The above images portray the graphical representation of System of Engagement, System of Records and IT layers enabling multi-channel customer journeys. A closer look at these states that both systems need to interact in order to deliver a great user experience. And that is precisely why the point at which they intersect is of importance to data managers - and requires new architectural capabilities (such as Lambda and Data Lakes) to augment existing enterprise data warehouses (EDW).
With the trend of migrating applications and data to cloud and to improve analytical capabilities, reduce OPEX and TCO, the approach to integrate the two systems acquires new dimensions. The data integration approach now requires:
- Data synchronization between application databases in cloud
- Data migration from non-relational databases to NOSQL databases (Document and Column Family Databases)
- API driven DI between SaaS apps
- Data migration and synchronization between on-premise and cloud applications and data platforms
- Continuous data extraction from cloud applications into enterprise data lakes
- DI from cloud applications into analytical data warehouses
- Web scraping and mining to continuously monitor websites, global trading information, etc.
These new workloads are not just batch, but consist of a mix of batch, real-time and streaming data. They require IT to handle Fast Data - which is central to a real-time enterprise and demands that the Enterprise Data Warehouse (EDW) be able to ingest the data as a stream or complex events to make it available for real-time analysis.

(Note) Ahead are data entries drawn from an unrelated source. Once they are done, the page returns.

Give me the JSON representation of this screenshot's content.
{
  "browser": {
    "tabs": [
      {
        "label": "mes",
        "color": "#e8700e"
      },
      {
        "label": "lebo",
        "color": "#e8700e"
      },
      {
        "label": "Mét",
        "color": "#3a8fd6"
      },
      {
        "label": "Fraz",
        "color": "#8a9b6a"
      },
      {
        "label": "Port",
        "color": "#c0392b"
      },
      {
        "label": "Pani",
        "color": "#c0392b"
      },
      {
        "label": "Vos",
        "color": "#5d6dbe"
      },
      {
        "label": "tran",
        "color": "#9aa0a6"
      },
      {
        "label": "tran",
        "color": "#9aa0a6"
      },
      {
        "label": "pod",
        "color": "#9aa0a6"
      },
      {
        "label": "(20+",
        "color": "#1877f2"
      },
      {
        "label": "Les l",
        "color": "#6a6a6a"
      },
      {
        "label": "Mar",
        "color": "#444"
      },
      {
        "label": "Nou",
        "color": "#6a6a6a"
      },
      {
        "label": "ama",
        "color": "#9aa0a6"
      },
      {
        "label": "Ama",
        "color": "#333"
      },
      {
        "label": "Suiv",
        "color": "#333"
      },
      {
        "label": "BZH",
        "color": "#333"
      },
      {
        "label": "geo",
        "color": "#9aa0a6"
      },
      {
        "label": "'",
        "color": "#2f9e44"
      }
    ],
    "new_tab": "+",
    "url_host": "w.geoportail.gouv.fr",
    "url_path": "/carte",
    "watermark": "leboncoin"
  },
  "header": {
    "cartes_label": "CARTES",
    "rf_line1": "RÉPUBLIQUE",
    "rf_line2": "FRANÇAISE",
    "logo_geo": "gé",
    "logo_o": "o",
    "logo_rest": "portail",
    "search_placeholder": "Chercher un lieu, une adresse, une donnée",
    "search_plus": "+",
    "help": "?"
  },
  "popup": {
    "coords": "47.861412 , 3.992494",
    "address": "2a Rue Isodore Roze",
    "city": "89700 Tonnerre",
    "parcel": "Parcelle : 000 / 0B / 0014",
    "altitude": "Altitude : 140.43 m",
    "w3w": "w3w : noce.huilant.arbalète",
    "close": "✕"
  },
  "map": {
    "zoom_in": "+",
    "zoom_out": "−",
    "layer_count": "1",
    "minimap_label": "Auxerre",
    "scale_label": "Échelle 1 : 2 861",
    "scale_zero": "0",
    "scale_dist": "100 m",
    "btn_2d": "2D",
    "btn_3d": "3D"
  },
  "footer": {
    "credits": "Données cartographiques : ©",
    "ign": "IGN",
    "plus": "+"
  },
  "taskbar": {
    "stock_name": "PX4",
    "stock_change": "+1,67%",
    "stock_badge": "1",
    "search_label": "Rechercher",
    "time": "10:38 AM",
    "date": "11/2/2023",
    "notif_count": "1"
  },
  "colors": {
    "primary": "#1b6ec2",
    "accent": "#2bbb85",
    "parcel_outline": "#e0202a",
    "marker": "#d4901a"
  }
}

The data, as can be imagined, doesn't come in rows and columns anymore. Log Files, JSON, XML, images, unstructured text, etc., stress the existing IM capabilities and demand polyglot storage capabilities. Today, a hypothetical digital app may store its application data in more than one database like customer information on a relational database, catalogue information on document database, click-stream and mobile session information data in Cassandra, etc. In addition, the data needs to interact in order to produce insights. From an information management perspective the data supply chain has to be re-configured with new capabilities put in place to manage this integration. The solutions to resolve these challenges are growing in number as digital is opening more possibilities with each passing day.

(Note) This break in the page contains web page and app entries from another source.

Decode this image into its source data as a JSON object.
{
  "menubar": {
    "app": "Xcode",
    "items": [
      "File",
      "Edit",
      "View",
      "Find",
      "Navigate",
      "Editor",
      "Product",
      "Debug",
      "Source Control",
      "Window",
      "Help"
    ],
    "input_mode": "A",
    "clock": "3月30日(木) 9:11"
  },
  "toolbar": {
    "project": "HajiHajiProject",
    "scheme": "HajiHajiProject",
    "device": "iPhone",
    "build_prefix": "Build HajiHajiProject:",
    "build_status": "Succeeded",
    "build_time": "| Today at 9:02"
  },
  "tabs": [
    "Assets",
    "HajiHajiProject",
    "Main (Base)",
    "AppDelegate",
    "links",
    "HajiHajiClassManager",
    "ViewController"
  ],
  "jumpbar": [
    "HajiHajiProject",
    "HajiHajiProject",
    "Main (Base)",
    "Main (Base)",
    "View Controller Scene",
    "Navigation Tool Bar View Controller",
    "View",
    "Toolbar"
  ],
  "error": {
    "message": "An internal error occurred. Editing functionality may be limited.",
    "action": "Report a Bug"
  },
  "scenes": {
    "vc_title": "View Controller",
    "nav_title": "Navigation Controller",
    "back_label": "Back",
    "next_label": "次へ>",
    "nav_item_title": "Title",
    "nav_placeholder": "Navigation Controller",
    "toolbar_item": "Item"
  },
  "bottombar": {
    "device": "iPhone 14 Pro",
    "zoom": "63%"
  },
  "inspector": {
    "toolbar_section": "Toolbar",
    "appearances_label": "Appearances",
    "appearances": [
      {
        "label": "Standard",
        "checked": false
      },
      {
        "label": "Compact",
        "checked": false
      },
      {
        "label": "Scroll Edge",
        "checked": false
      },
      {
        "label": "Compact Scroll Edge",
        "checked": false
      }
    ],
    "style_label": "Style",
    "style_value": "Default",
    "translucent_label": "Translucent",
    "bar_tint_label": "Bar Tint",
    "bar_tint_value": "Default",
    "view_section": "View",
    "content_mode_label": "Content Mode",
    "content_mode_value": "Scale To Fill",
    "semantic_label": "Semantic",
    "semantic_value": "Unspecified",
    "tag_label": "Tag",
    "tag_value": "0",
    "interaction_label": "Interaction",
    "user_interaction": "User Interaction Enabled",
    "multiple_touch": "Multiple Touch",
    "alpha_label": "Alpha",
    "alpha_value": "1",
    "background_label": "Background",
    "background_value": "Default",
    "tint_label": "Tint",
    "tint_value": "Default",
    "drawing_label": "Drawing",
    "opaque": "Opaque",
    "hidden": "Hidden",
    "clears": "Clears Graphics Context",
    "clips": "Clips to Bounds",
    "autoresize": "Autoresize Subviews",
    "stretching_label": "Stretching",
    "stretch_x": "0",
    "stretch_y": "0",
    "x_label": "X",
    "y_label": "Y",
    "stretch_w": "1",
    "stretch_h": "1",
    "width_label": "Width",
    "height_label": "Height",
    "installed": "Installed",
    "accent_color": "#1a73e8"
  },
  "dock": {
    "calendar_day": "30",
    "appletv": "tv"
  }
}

So, does this make things easier or more difficult for information management professionals? The answer really depends on the underlying information management architectures to acquire, store, process and manage the data that they opt for.